Bacteria By-product in Dust May Trigger Asthma
Study Shows Adults in Homes With High Endotoxin Levels More Likely to Have Asthma
Sept. 9, 2005 - Bacteria by-products in household dust can trigger asthma,
The by-products are called endotoxins. Adults living in homes with high
endotoxin levels were more likely to have asthma, write Peter Thorne, PhD, and
colleagues. Thorne works at the University of Iowa's Environmental Health
Sciences Research Center.
Thorne's team did a national dust test from homes across the U.S. The
results are enough to make you want to swab the decks and rev up the vacuum
The study appears in the American Journal of Respiratory and Critical
The researchers vacuumed more than 2,500 dust samples from more than 800
homes nationwide. They found endotoxins in dust from all over the house --
bedrooms, family rooms, kitchens, and bedding.
Dust in the bedroom was the biggest asthma trigger. Endotoxins from dust on
bedroom floors and in bedding were most strongly linked to adult asthma, the
Endotoxins in dust affected adults without allergies and those with
allergies, the researchers note.
Dust in 'Clean' Rooms
Dust mites are another well-known asthma trigger found in dust. That's all
the more reason to try to cut down on dust.
Dust can crop up in rooms that look tidy. You don't have to have big
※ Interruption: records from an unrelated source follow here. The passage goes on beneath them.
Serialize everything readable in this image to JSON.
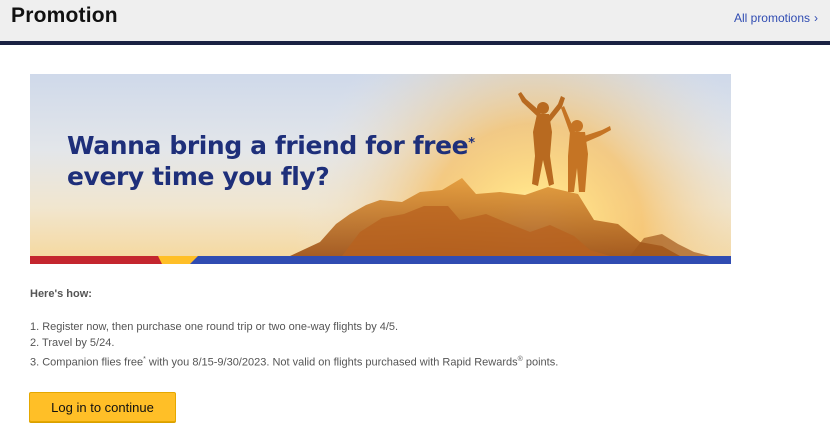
{
  "header": {
    "title": "Promotion",
    "link_label": "All promotions",
    "link_chevron": "›"
  },
  "banner": {
    "headline_line1": "Wanna bring a friend for free",
    "headline_asterisk": "*",
    "headline_line2": "every time you fly?",
    "stripe_colors": [
      "#c4262e",
      "#ffbf27",
      "#304cb2"
    ]
  },
  "instructions": {
    "heading": "Here's how:",
    "step1": "1. Register now, then purchase one round trip or two one-way flights by 4/5.",
    "step2": "2. Travel by 5/24.",
    "step3_a": "3. Companion flies free",
    "step3_mark1": "*",
    "step3_b": " with you 8/15-9/30/2023. Not valid on flights purchased with Rapid Rewards",
    "step3_mark2": "®",
    "step3_c": " points."
  },
  "actions": {
    "login_label": "Log in to continue"
  },
  "colors": {
    "brand_blue": "#304cb2",
    "dark_navy": "#1a2142",
    "cta_yellow": "#ffbf27",
    "brand_red": "#c4262e"
  }
}
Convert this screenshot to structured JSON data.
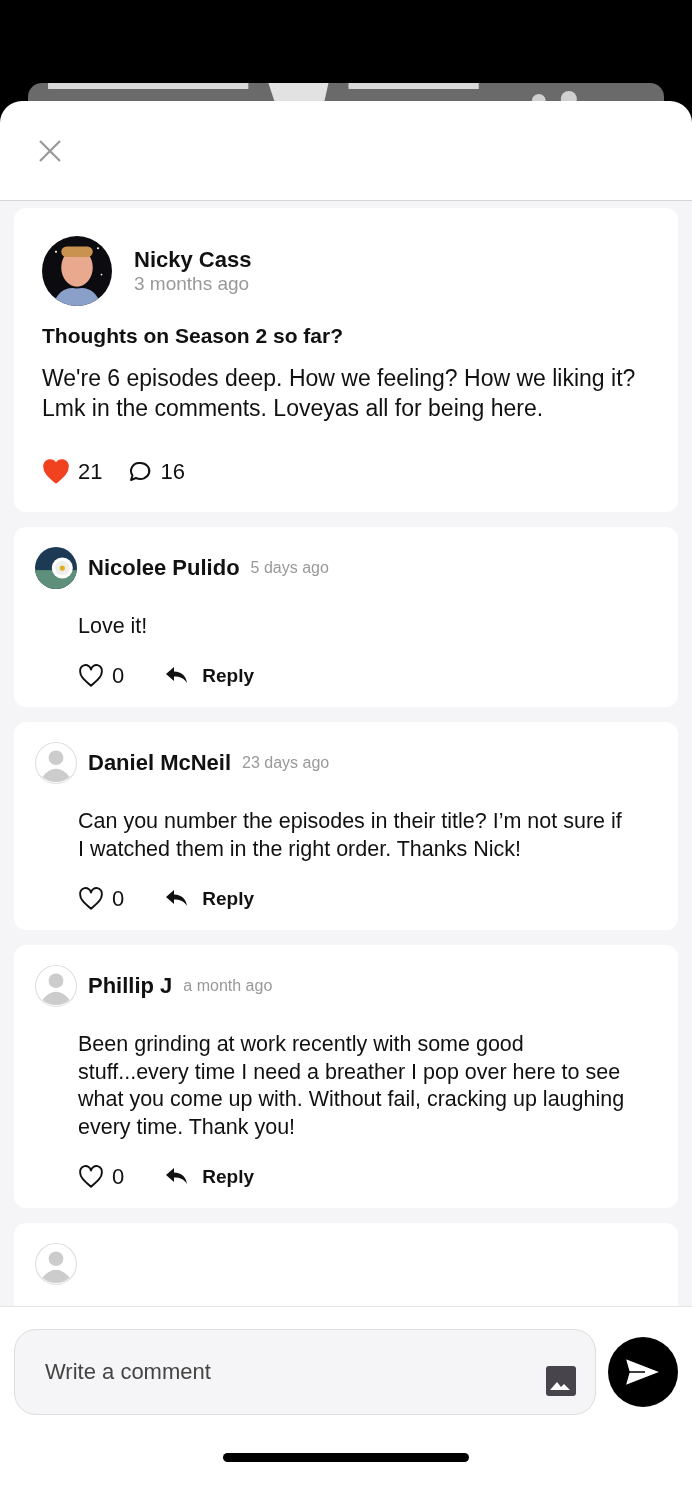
{
  "post": {
    "author": "Nicky Cass",
    "time": "3 months ago",
    "title": "Thoughts on Season 2 so far?",
    "body": "We're 6 episodes deep. How we feeling? How we liking it? Lmk in the comments. Loveyas all for being here.",
    "liked": true,
    "likes": "21",
    "comments": "16"
  },
  "comments": [
    {
      "author": "Nicolee Pulido",
      "time": "5 days ago",
      "body": "Love it!",
      "liked": false,
      "likes": "0",
      "reply": "Reply"
    },
    {
      "author": "Daniel McNeil",
      "avatar": {
        "kind": "default"
      },
      "time": "23 days ago",
      "body": "Can you number the episodes in their title? I’m not sure if I watched them in the right order. Thanks Nick!",
      "liked": false,
      "likes": "0",
      "reply": "Reply"
    },
    {
      "author": "Phillip J",
      "avatar": {
        "kind": "default"
      },
      "time": "a month ago",
      "body": "Been grinding at work recently with some good stuff...every time I need a breather I pop over here to see what you come up with. Without fail, cracking up laughing every time. Thank you!",
      "liked": false,
      "likes": "0",
      "reply": "Reply"
    }
  ],
  "composer": {
    "placeholder": "Write a comment"
  }
}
"dust bunnies" under the bed. Dust can be much finer, sifting and
settling on surfaces and furniture around the home.
The American College of Allergy, Asthma & Immunology offers these tips
to reduce dust:
- Vacuum frequently. Use a vacuum that doesn't raise a dust cloud as it
- Clean surfaces often with a damp or oiled cloth.
- Wash all bedding (including pillows without the cases) in hot water every
week to 10 days.
- Consider removing carpets. Hard surfaces may be easier to clean. If
carpeting is necessary, low-pile carpets or washable rugs may be better choices
than shag carpeting.
- Get special casings made of plastic or rubberized fabric that zip around
mattresses, box springs, and pillows.
- Place a filter made of cheesecloth in the bedroom's heating vent to help
prevent dust from circulating into the bedroom's air. Change the cheesecloth
- Get rid of stuffed animals or use washable ones.
- Hang clothes in a closet and keep the door shut.
- Use air conditioning during warm months to keep inside humidity low. That
can slow the growth of dust and molds.
- Change or clean filters for air conditioners and furnaces often.